> [Brief]
Number of lines with the string "callout" in the entries below: report it, and nothing besides.

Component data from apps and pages
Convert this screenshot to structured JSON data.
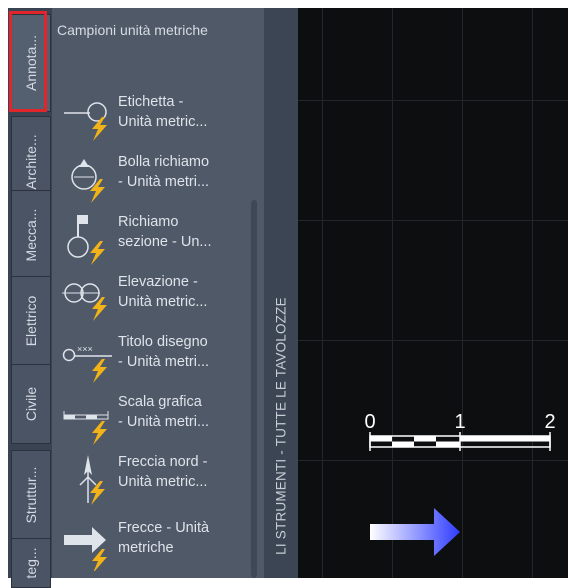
{
  "tabs": [
    {
      "label": "Annota..."
    },
    {
      "label": "Archite..."
    },
    {
      "label": "Mecca..."
    },
    {
      "label": "Elettrico"
    },
    {
      "label": "Civile"
    },
    {
      "label": "Struttur..."
    },
    {
      "label": "teg..."
    }
  ],
  "palette": {
    "title": "Campioni unità metriche",
    "tools": [
      {
        "line1": "Etichetta -",
        "line2": "Unità metric...",
        "icon": "label-tag-icon"
      },
      {
        "line1": "Bolla richiamo",
        "line2": "- Unità metri...",
        "icon": "callout-bubble-icon"
      },
      {
        "line1": "Richiamo",
        "line2": "sezione - Un...",
        "icon": "section-callout-icon"
      },
      {
        "line1": "Elevazione -",
        "line2": "Unità metric...",
        "icon": "elevation-icon"
      },
      {
        "line1": "Titolo disegno",
        "line2": "- Unità metri...",
        "icon": "drawing-title-icon"
      },
      {
        "line1": "Scala grafica",
        "line2": "- Unità metri...",
        "icon": "graphic-scale-icon"
      },
      {
        "line1": "Freccia nord -",
        "line2": "Unità metric...",
        "icon": "north-arrow-icon"
      },
      {
        "line1": "Frecce - Unità",
        "line2": "metriche",
        "icon": "arrows-icon"
      }
    ]
  },
  "side_title": "LI STRUMENTI - TUTTE LE TAVOLOZZE",
  "canvas": {
    "scale_labels": [
      "0",
      "1",
      "2"
    ]
  },
  "colors": {
    "tab_strip": "#3a4351",
    "palette_bg": "#4f5968",
    "highlight": "#e0262b",
    "canvas_bg": "#0d0e10",
    "bolt": "#f2b318",
    "arrow_blue": "#2f3cff"
  }
}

> [Expected output]
2